(EXERCISE AIM) Filter the lines below, keeping each one that holds "Name".

━━━━━ MATERIAL SUPPLIED

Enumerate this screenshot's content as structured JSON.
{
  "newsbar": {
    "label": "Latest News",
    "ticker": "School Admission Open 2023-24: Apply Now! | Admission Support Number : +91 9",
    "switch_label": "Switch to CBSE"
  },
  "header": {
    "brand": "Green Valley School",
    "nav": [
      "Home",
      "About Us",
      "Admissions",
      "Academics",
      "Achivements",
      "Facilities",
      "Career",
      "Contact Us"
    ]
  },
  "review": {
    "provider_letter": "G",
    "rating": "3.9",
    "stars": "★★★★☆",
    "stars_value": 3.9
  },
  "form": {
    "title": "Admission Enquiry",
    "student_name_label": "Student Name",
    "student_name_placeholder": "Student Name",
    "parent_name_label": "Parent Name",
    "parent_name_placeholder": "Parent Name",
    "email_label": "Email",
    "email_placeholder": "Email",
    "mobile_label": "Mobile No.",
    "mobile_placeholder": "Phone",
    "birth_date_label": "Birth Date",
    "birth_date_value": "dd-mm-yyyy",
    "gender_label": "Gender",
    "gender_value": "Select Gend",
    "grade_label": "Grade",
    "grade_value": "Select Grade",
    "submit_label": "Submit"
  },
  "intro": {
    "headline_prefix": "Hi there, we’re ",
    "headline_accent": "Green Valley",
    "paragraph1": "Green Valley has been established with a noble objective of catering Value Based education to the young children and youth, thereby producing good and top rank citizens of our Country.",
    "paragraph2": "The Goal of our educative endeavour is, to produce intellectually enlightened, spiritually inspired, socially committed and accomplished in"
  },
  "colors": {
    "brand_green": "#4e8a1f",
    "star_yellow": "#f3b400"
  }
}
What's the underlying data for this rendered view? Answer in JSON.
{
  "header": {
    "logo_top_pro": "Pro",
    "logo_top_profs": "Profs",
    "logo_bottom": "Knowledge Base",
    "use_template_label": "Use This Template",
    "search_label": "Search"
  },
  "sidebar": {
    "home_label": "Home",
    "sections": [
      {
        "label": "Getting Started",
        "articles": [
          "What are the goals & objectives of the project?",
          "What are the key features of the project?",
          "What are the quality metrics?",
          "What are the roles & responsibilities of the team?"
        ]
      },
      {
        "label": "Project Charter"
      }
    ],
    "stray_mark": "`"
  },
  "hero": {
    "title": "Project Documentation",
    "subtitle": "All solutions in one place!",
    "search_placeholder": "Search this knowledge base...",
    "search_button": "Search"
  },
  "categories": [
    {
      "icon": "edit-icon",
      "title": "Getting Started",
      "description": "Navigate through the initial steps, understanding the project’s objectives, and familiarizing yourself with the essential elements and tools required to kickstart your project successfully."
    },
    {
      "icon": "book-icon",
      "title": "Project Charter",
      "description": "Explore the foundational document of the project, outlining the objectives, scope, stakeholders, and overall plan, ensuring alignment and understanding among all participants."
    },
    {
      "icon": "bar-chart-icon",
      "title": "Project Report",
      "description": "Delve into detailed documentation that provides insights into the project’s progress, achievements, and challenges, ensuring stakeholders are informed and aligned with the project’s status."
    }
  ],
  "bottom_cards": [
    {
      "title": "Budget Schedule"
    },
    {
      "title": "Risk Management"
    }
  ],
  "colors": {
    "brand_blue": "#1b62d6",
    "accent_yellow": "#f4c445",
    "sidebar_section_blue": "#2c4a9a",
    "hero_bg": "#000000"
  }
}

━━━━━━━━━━

(REPLY TO THE EXERCISE)
    "student_name_label": "Student Name",
    "student_name_placeholder": "Student Name",
    "parent_name_label": "Parent Name",
    "parent_name_placeholder": "Parent Name",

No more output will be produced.